To have this help available, I’ve had to be open and honest and teach my colleagues what I needed. This was a journey in itself and happened over several years.
Other personal coping strategies have included arriving early to an event to choose a seat at the front, scanning the attendee list to remember names (in case I don’t hear them), and always making friends with the presenter or trainer so they don’t turn their back on me.
Tips and tricks to successful self-management
- Be open and honest – You will then find your allies.
- Repeat, repeat, repeat – People need to hear a message on average seven times before they remember. This includes explaining why they have to remove their hand from their mouth when they speak.

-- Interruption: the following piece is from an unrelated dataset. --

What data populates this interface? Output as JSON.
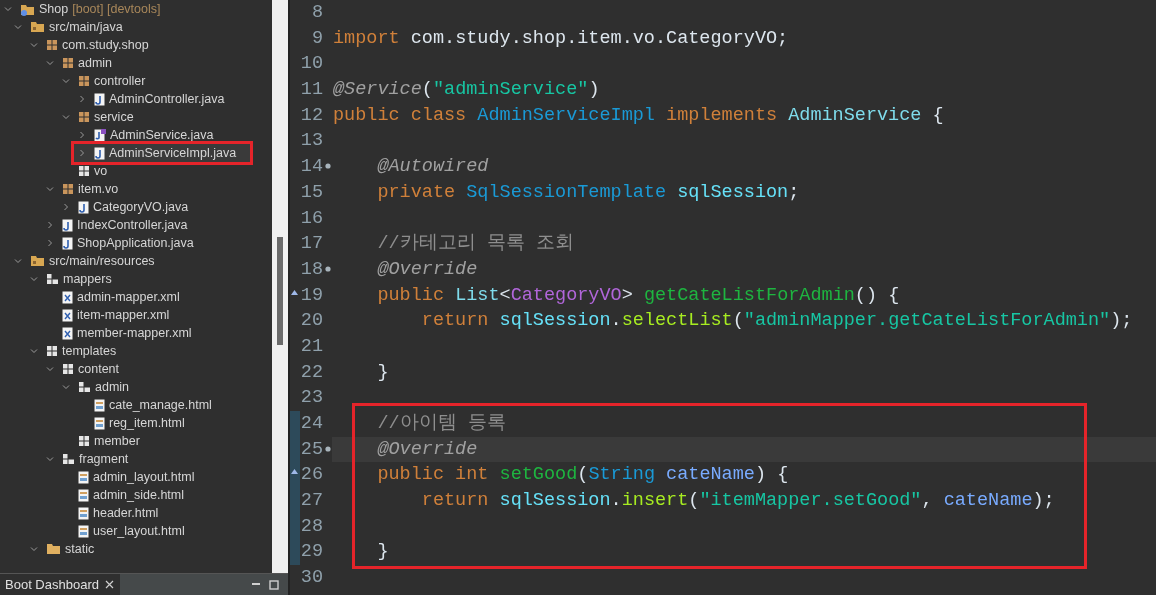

- In meetings, establish the rule: “put your hand up, if you have a question” − This allows for people with hearing loss to turn to the speaker, so they can follow the conversation.
- Ask for a visual agenda – Encourage the team to follow it one point at a time.
- No lunch meetings allowed − It’s extra challenging to listen to a mouth full of food.
- Find a quiet space – Sometimes I popped over to the café in another building to focus on a particular task, turning my hearing device off as needed for extra peace.
- No walks ‘n’ talks – They sound great in theory but can be stressful if it’s windy (background noise!) or with more than one conversation buddy.
See Ida’s Managing Hearing Loss at Work resource for more strategies.
Karin is British by birth, global by choice. Karin has a professional background in communications and learning and development. She has lived and worked in nine countries across four continents and speaks four languages. Karin lives with hearing loss and got her first cochlear implant in 2017. Karin works as an International Business Coach and copywriter. She offers coaching to support other hearing-impaired individuals globally who need to build self-coping strategies. Learn more at www.karinweiser.com.